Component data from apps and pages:
*** Begin section ***

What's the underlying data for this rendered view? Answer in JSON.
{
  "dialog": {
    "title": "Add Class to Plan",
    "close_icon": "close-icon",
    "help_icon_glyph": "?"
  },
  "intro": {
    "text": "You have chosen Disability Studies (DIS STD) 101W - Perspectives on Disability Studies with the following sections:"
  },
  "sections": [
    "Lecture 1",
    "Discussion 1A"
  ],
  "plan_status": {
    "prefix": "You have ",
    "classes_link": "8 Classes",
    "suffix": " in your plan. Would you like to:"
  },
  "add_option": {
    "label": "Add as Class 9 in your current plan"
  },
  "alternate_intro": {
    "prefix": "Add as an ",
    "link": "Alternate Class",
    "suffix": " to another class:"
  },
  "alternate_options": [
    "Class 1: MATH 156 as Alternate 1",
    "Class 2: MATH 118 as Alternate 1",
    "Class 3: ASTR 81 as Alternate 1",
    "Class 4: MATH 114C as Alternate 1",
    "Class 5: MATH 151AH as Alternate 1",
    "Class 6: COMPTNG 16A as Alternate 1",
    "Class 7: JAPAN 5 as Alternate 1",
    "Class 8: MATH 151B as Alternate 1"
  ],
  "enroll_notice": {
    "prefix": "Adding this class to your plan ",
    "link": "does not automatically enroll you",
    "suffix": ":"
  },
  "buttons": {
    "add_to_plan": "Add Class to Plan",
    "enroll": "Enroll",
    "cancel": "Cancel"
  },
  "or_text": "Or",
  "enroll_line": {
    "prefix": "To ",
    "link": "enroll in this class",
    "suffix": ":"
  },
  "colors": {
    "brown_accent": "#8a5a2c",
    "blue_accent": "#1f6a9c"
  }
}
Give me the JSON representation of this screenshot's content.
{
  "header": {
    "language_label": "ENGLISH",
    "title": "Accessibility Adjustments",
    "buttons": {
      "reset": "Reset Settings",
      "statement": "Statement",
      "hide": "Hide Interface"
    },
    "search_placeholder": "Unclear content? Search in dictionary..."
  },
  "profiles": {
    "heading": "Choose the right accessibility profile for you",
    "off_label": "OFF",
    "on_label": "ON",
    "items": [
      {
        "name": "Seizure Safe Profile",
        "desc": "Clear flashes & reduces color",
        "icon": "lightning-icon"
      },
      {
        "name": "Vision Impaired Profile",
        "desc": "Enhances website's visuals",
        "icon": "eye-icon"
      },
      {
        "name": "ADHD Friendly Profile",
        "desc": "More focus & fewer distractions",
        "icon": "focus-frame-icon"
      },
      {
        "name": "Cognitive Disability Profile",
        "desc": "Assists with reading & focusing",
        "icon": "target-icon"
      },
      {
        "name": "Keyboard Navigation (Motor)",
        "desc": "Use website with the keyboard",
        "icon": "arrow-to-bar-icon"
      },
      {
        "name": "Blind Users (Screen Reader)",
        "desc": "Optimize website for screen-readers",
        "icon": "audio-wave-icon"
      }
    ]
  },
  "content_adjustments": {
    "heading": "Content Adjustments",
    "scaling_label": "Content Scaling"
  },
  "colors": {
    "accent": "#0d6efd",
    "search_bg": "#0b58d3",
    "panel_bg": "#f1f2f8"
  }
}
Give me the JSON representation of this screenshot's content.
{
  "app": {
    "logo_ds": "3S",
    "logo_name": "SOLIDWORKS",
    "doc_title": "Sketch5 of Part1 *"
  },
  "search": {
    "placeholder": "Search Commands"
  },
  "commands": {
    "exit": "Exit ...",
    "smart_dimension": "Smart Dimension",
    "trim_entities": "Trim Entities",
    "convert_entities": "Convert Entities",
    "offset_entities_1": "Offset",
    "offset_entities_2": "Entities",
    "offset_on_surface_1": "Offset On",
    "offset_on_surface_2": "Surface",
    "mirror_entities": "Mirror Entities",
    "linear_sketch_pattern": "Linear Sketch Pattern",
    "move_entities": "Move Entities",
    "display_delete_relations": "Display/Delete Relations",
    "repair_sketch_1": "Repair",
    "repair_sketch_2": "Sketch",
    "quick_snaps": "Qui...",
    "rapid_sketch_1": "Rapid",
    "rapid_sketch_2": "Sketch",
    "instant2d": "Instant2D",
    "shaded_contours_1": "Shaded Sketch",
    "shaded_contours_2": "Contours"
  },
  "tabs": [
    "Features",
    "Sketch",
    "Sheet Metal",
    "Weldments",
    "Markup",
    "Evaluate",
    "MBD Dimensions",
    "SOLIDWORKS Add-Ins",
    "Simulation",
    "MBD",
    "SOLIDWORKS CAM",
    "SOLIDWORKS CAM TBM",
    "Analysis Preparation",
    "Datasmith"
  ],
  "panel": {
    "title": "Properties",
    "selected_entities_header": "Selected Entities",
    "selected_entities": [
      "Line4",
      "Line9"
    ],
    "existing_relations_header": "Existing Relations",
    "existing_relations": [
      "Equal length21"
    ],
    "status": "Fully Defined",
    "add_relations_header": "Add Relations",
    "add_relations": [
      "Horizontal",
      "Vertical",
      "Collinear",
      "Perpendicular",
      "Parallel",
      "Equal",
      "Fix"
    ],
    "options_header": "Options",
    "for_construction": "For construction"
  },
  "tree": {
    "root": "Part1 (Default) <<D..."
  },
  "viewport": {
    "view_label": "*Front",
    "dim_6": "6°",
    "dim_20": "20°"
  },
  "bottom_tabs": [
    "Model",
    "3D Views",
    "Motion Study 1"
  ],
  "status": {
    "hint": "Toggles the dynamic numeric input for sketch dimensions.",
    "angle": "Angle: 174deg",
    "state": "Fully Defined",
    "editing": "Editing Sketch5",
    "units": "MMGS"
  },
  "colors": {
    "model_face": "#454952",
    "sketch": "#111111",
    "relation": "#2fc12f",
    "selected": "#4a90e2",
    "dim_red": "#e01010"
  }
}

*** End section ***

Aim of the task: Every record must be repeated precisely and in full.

Exercise solution:
What's the underlying data for this rendered view? Answer in JSON.
{
  "dialog": {
    "title": "Add Class to Plan",
    "close_icon": "close-icon",
    "help_icon_glyph": "?"
  },
  "intro": {
    "text": "You have chosen Disability Studies (DIS STD) 101W - Perspectives on Disability Studies with the following sections:"
  },
  "sections": [
    "Lecture 1",
    "Discussion 1A"
  ],
  "plan_status": {
    "prefix": "You have ",
    "classes_link": "8 Classes",
    "suffix": " in your plan. Would you like to:"
  },
  "add_option": {
    "label": "Add as Class 9 in your current plan"
  },
  "alternate_intro": {
    "prefix": "Add as an ",
    "link": "Alternate Class",
    "suffix": " to another class:"
  },
  "alternate_options": [
    "Class 1: MATH 156 as Alternate 1",
    "Class 2: MATH 118 as Alternate 1",
    "Class 3: ASTR 81 as Alternate 1",
    "Class 4: MATH 114C as Alternate 1",
    "Class 5: MATH 151AH as Alternate 1",
    "Class 6: COMPTNG 16A as Alternate 1",
    "Class 7: JAPAN 5 as Alternate 1",
    "Class 8: MATH 151B as Alternate 1"
  ],
  "enroll_notice": {
    "prefix": "Adding this class to your plan ",
    "link": "does not automatically enroll you",
    "suffix": ":"
  },
  "buttons": {
    "add_to_plan": "Add Class to Plan",
    "enroll": "Enroll",
    "cancel": "Cancel"
  },
  "or_text": "Or",
  "enroll_line": {
    "prefix": "To ",
    "link": "enroll in this class",
    "suffix": ":"
  },
  "colors": {
    "brown_accent": "#8a5a2c",
    "blue_accent": "#1f6a9c"
  }
}
Give me the JSON representation of this screenshot's content.
{
  "header": {
    "language_label": "ENGLISH",
    "title": "Accessibility Adjustments",
    "buttons": {
      "reset": "Reset Settings",
      "statement": "Statement",
      "hide": "Hide Interface"
    },
    "search_placeholder": "Unclear content? Search in dictionary..."
  },
  "profiles": {
    "heading": "Choose the right accessibility profile for you",
    "off_label": "OFF",
    "on_label": "ON",
    "items": [
      {
        "name": "Seizure Safe Profile",
        "desc": "Clear flashes & reduces color",
        "icon": "lightning-icon"
      },
      {
        "name": "Vision Impaired Profile",
        "desc": "Enhances website's visuals",
        "icon": "eye-icon"
      },
      {
        "name": "ADHD Friendly Profile",
        "desc": "More focus & fewer distractions",
        "icon": "focus-frame-icon"
      },
      {
        "name": "Cognitive Disability Profile",
        "desc": "Assists with reading & focusing",
        "icon": "target-icon"
      },
      {
        "name": "Keyboard Navigation (Motor)",
        "desc": "Use website with the keyboard",
        "icon": "arrow-to-bar-icon"
      },
      {
        "name": "Blind Users (Screen Reader)",
        "desc": "Optimize website for screen-readers",
        "icon": "audio-wave-icon"
      }
    ]
  },
  "content_adjustments": {
    "heading": "Content Adjustments",
    "scaling_label": "Content Scaling"
  },
  "colors": {
    "accent": "#0d6efd",
    "search_bg": "#0b58d3",
    "panel_bg": "#f1f2f8"
  }
}
Give me the JSON representation of this screenshot's content.
{
  "app": {
    "logo_ds": "3S",
    "logo_name": "SOLIDWORKS",
    "doc_title": "Sketch5 of Part1 *"
  },
  "search": {
    "placeholder": "Search Commands"
  },
  "commands": {
    "exit": "Exit ...",
    "smart_dimension": "Smart Dimension",
    "trim_entities": "Trim Entities",
    "convert_entities": "Convert Entities",
    "offset_entities_1": "Offset",
    "offset_entities_2": "Entities",
    "offset_on_surface_1": "Offset On",
    "offset_on_surface_2": "Surface",
    "mirror_entities": "Mirror Entities",
    "linear_sketch_pattern": "Linear Sketch Pattern",
    "move_entities": "Move Entities",
    "display_delete_relations": "Display/Delete Relations",
    "repair_sketch_1": "Repair",
    "repair_sketch_2": "Sketch",
    "quick_snaps": "Qui...",
    "rapid_sketch_1": "Rapid",
    "rapid_sketch_2": "Sketch",
    "instant2d": "Instant2D",
    "shaded_contours_1": "Shaded Sketch",
    "shaded_contours_2": "Contours"
  },
  "tabs": [
    "Features",
    "Sketch",
    "Sheet Metal",
    "Weldments",
    "Markup",
    "Evaluate",
    "MBD Dimensions",
    "SOLIDWORKS Add-Ins",
    "Simulation",
    "MBD",
    "SOLIDWORKS CAM",
    "SOLIDWORKS CAM TBM",
    "Analysis Preparation",
    "Datasmith"
  ],
  "panel": {
    "title": "Properties",
    "selected_entities_header": "Selected Entities",
    "selected_entities": [
      "Line4",
      "Line9"
    ],
    "existing_relations_header": "Existing Relations",
    "existing_relations": [
      "Equal length21"
    ],
    "status": "Fully Defined",
    "add_relations_header": "Add Relations",
    "add_relations": [
      "Horizontal",
      "Vertical",
      "Collinear",
      "Perpendicular",
      "Parallel",
      "Equal",
      "Fix"
    ],
    "options_header": "Options",
    "for_construction": "For construction"
  },
  "tree": {
    "root": "Part1 (Default) <<D..."
  },
  "viewport": {
    "view_label": "*Front",
    "dim_6": "6°",
    "dim_20": "20°"
  },
  "bottom_tabs": [
    "Model",
    "3D Views",
    "Motion Study 1"
  ],
  "status": {
    "hint": "Toggles the dynamic numeric input for sketch dimensions.",
    "angle": "Angle: 174deg",
    "state": "Fully Defined",
    "editing": "Editing Sketch5",
    "units": "MMGS"
  },
  "colors": {
    "model_face": "#454952",
    "sketch": "#111111",
    "relation": "#2fc12f",
    "selected": "#4a90e2",
    "dim_red": "#e01010"
  }
}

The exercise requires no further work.